DATA SHOWN section start
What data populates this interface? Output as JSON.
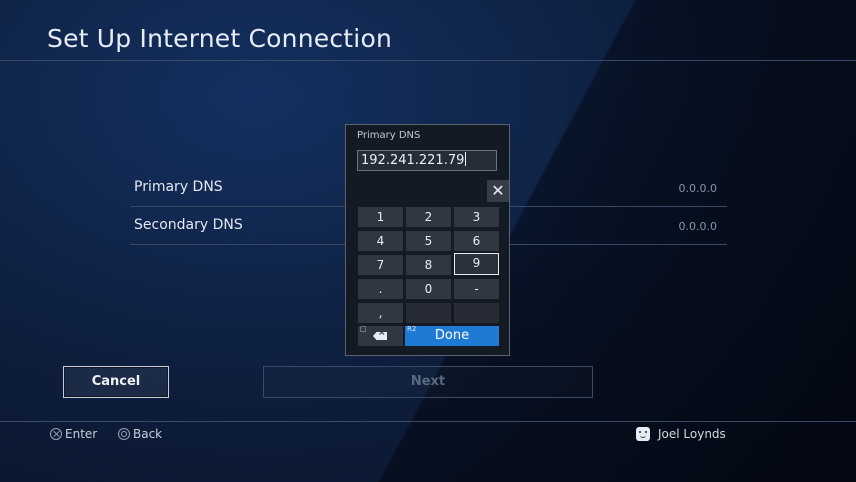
{
  "header": {
    "title": "Set Up Internet Connection"
  },
  "settings": {
    "rows": [
      {
        "label": "Primary DNS",
        "value": "0.0.0.0"
      },
      {
        "label": "Secondary DNS",
        "value": "0.0.0.0"
      }
    ]
  },
  "buttons": {
    "cancel": "Cancel",
    "next": "Next"
  },
  "footer": {
    "enter_label": "Enter",
    "back_label": "Back",
    "user_name": "Joel Loynds"
  },
  "keypad": {
    "label": "Primary DNS",
    "input_value": "192.241.221.79",
    "close_glyph": "✕",
    "keys": [
      "1",
      "2",
      "3",
      "4",
      "5",
      "6",
      "7",
      "8",
      "9",
      ".",
      "0",
      "-",
      ",",
      "",
      ""
    ],
    "selected_key": "9",
    "backspace_tag": "□",
    "done_tag": "R2",
    "done_label": "Done"
  },
  "colors": {
    "accent": "#1e7ad2",
    "background": "#0c1830"
  }
}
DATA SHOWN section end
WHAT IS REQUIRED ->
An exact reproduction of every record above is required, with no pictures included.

OUTPUT BELOW ->
What data populates this interface? Output as JSON.
{
  "header": {
    "title": "Set Up Internet Connection"
  },
  "settings": {
    "rows": [
      {
        "label": "Primary DNS",
        "value": "0.0.0.0"
      },
      {
        "label": "Secondary DNS",
        "value": "0.0.0.0"
      }
    ]
  },
  "buttons": {
    "cancel": "Cancel",
    "next": "Next"
  },
  "footer": {
    "enter_label": "Enter",
    "back_label": "Back",
    "user_name": "Joel Loynds"
  },
  "keypad": {
    "label": "Primary DNS",
    "input_value": "192.241.221.79",
    "close_glyph": "✕",
    "keys": [
      "1",
      "2",
      "3",
      "4",
      "5",
      "6",
      "7",
      "8",
      "9",
      ".",
      "0",
      "-",
      ",",
      "",
      ""
    ],
    "selected_key": "9",
    "backspace_tag": "□",
    "done_tag": "R2",
    "done_label": "Done"
  },
  "colors": {
    "accent": "#1e7ad2",
    "background": "#0c1830"
  }
}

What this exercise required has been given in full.